Treasurer Josh Frydenberg has requested that the Productivity Commission undertake a comprehensive review of the current remote tax assistance, including the zone tax offset, fringe benefit tax remote area concessions and remote area allowance.
The review will commence in February 2019 and the commission is due to report to government within 12 months.
According to Mr Frydenberg, concerns have been raised that the remote area tax assistance has not fundamentally changed over a number of decades to reflect changes in demography, infrastructure and cost of living.
“The locations eligible for these forms of assistance are determined by geographic ‘zones’, defined in tax legislation, which have remained largely unchanged since they were established in 1945,” said Mr Frydenberg.
The scope of the review will examine the operation of the zone tax offset and FBT remote area concessions, including the levels of assistance provided, indexation and the boundaries of eligible areas and prescribed zones.

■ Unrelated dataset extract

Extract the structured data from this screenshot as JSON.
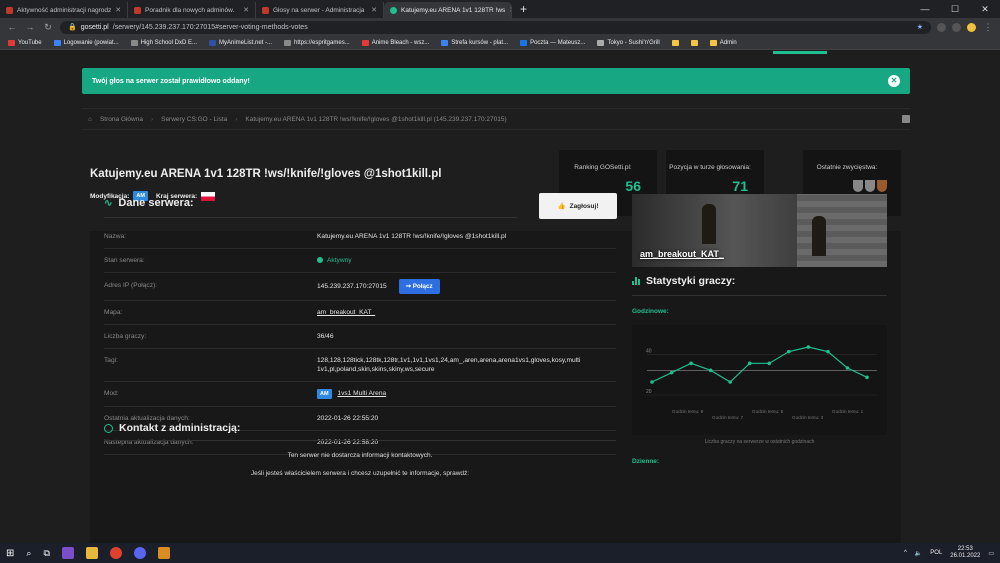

It will also examine the operation of the Remote Area Allowance, which extends the benefits of the zone tax offset to income support recipients in remote zones. It will also consider whether the zone tax offset, FBT remote area concessions, and the Remote Area Allowance are delivering on their policy objectives and whether those objectives remain appropriate in a contemporary Australia.

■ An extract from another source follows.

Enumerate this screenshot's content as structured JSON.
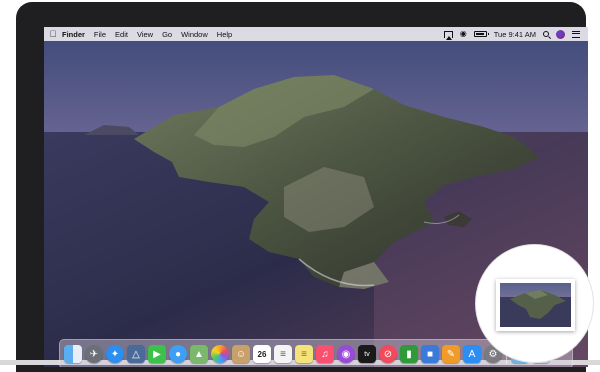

The commission will undertake broad public consultation, including meeting directly with remote communities and inviting public submissions.
Jotham Lian is the editor of Accountants Daily, the leading source of breaking news, analysis and insight for Australian accounting professionals.
Before joining the team in 2017, Jotham wrote for a range of national mastheads including the Sydney Morning Herald, and Channel NewsAsia.